(Data supplied Opens)
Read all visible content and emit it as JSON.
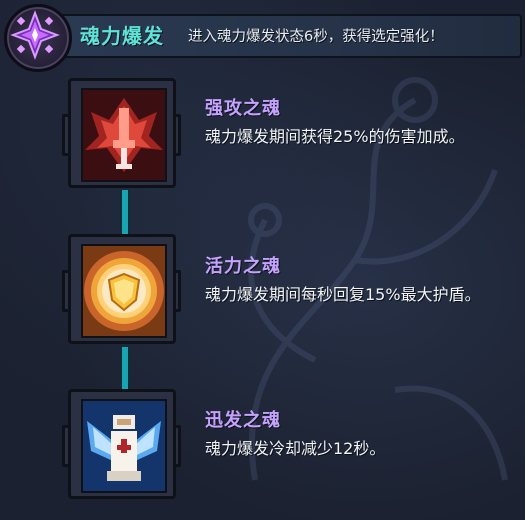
{
  "header": {
    "title": "魂力爆发",
    "subtitle": "进入魂力爆发状态6秒，获得选定强化！",
    "emblem_icon": "purple-crystal-icon"
  },
  "skills": [
    {
      "name": "强攻之魂",
      "description": "魂力爆发期间获得25%的伤害加成。",
      "icon": "red-flame-sword-icon",
      "accent": "#c33a2c"
    },
    {
      "name": "活力之魂",
      "description": "魂力爆发期间每秒回复15%最大护盾。",
      "icon": "golden-shield-icon",
      "accent": "#f0a53a"
    },
    {
      "name": "迅发之魂",
      "description": "魂力爆发冷却减少12秒。",
      "icon": "winged-angel-icon",
      "accent": "#4aa3e8"
    }
  ],
  "colors": {
    "title": "#5fe3d9",
    "skill_name": "#c6a2ff",
    "connector": "#1aa3b0"
  }
}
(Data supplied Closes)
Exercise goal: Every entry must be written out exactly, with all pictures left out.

Response to this task:
Read all visible content and emit it as JSON.
{
  "header": {
    "title": "魂力爆发",
    "subtitle": "进入魂力爆发状态6秒，获得选定强化！",
    "emblem_icon": "purple-crystal-icon"
  },
  "skills": [
    {
      "name": "强攻之魂",
      "description": "魂力爆发期间获得25%的伤害加成。",
      "icon": "red-flame-sword-icon",
      "accent": "#c33a2c"
    },
    {
      "name": "活力之魂",
      "description": "魂力爆发期间每秒回复15%最大护盾。",
      "icon": "golden-shield-icon",
      "accent": "#f0a53a"
    },
    {
      "name": "迅发之魂",
      "description": "魂力爆发冷却减少12秒。",
      "icon": "winged-angel-icon",
      "accent": "#4aa3e8"
    }
  ],
  "colors": {
    "title": "#5fe3d9",
    "skill_name": "#c6a2ff",
    "connector": "#1aa3b0"
  }
}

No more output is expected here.